Exact repetition of the data below is required.

Task material
--------

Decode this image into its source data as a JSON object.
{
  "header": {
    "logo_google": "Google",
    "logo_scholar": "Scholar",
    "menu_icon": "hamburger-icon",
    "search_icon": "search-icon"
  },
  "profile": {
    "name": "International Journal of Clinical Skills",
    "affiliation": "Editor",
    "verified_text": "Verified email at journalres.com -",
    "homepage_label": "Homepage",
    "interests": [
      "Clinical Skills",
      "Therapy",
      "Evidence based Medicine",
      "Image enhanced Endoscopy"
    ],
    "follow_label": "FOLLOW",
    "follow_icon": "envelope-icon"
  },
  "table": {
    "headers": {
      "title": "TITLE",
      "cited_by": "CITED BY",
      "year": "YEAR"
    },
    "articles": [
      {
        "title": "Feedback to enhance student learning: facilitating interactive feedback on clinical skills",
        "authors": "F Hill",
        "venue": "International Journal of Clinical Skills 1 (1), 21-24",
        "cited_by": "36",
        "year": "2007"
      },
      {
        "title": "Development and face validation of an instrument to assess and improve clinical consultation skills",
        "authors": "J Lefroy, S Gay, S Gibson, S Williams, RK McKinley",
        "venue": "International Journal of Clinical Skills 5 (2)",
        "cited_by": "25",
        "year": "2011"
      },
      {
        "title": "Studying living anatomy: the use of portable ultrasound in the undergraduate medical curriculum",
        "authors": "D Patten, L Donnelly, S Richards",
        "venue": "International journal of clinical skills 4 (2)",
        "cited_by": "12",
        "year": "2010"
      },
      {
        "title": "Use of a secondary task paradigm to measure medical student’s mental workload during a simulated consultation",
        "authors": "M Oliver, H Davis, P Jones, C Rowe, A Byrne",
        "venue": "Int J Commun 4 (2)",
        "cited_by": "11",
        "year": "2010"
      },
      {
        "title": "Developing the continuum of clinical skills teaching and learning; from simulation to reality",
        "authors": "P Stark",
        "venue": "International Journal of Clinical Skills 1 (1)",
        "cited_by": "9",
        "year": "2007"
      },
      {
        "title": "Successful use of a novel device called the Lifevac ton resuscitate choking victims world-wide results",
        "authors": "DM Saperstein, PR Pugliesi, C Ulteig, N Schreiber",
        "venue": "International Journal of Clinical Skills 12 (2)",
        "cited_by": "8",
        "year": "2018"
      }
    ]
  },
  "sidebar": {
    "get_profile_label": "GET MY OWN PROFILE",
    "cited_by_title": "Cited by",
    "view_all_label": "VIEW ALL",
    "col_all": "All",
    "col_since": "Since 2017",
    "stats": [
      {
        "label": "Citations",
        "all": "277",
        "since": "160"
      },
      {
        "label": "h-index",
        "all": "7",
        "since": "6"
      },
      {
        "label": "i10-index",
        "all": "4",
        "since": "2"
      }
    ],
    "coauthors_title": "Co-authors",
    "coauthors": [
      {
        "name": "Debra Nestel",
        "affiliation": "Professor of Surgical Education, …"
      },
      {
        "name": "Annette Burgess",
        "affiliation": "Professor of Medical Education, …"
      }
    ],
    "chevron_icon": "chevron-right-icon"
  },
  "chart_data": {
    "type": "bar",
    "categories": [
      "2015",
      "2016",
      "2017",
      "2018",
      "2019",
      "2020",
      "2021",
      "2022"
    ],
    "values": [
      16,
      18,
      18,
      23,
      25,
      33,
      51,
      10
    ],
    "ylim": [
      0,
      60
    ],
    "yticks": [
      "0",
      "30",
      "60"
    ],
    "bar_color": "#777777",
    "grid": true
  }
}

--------

Exercise solution
Decode this image into its source data as a JSON object.
{
  "header": {
    "logo_google": "Google",
    "logo_scholar": "Scholar",
    "menu_icon": "hamburger-icon",
    "search_icon": "search-icon"
  },
  "profile": {
    "name": "International Journal of Clinical Skills",
    "affiliation": "Editor",
    "verified_text": "Verified email at journalres.com -",
    "homepage_label": "Homepage",
    "interests": [
      "Clinical Skills",
      "Therapy",
      "Evidence based Medicine",
      "Image enhanced Endoscopy"
    ],
    "follow_label": "FOLLOW",
    "follow_icon": "envelope-icon"
  },
  "table": {
    "headers": {
      "title": "TITLE",
      "cited_by": "CITED BY",
      "year": "YEAR"
    },
    "articles": [
      {
        "title": "Feedback to enhance student learning: facilitating interactive feedback on clinical skills",
        "authors": "F Hill",
        "venue": "International Journal of Clinical Skills 1 (1), 21-24",
        "cited_by": "36",
        "year": "2007"
      },
      {
        "title": "Development and face validation of an instrument to assess and improve clinical consultation skills",
        "authors": "J Lefroy, S Gay, S Gibson, S Williams, RK McKinley",
        "venue": "International Journal of Clinical Skills 5 (2)",
        "cited_by": "25",
        "year": "2011"
      },
      {
        "title": "Studying living anatomy: the use of portable ultrasound in the undergraduate medical curriculum",
        "authors": "D Patten, L Donnelly, S Richards",
        "venue": "International journal of clinical skills 4 (2)",
        "cited_by": "12",
        "year": "2010"
      },
      {
        "title": "Use of a secondary task paradigm to measure medical student’s mental workload during a simulated consultation",
        "authors": "M Oliver, H Davis, P Jones, C Rowe, A Byrne",
        "venue": "Int J Commun 4 (2)",
        "cited_by": "11",
        "year": "2010"
      },
      {
        "title": "Developing the continuum of clinical skills teaching and learning; from simulation to reality",
        "authors": "P Stark",
        "venue": "International Journal of Clinical Skills 1 (1)",
        "cited_by": "9",
        "year": "2007"
      },
      {
        "title": "Successful use of a novel device called the Lifevac ton resuscitate choking victims world-wide results",
        "authors": "DM Saperstein, PR Pugliesi, C Ulteig, N Schreiber",
        "venue": "International Journal of Clinical Skills 12 (2)",
        "cited_by": "8",
        "year": "2018"
      }
    ]
  },
  "sidebar": {
    "get_profile_label": "GET MY OWN PROFILE",
    "cited_by_title": "Cited by",
    "view_all_label": "VIEW ALL",
    "col_all": "All",
    "col_since": "Since 2017",
    "stats": [
      {
        "label": "Citations",
        "all": "277",
        "since": "160"
      },
      {
        "label": "h-index",
        "all": "7",
        "since": "6"
      },
      {
        "label": "i10-index",
        "all": "4",
        "since": "2"
      }
    ],
    "coauthors_title": "Co-authors",
    "coauthors": [
      {
        "name": "Debra Nestel",
        "affiliation": "Professor of Surgical Education, …"
      },
      {
        "name": "Annette Burgess",
        "affiliation": "Professor of Medical Education, …"
      }
    ],
    "chevron_icon": "chevron-right-icon"
  },
  "chart_data": {
    "type": "bar",
    "categories": [
      "2015",
      "2016",
      "2017",
      "2018",
      "2019",
      "2020",
      "2021",
      "2022"
    ],
    "values": [
      16,
      18,
      18,
      23,
      25,
      33,
      51,
      10
    ],
    "ylim": [
      0,
      60
    ],
    "yticks": [
      "0",
      "30",
      "60"
    ],
    "bar_color": "#777777",
    "grid": true
  }
}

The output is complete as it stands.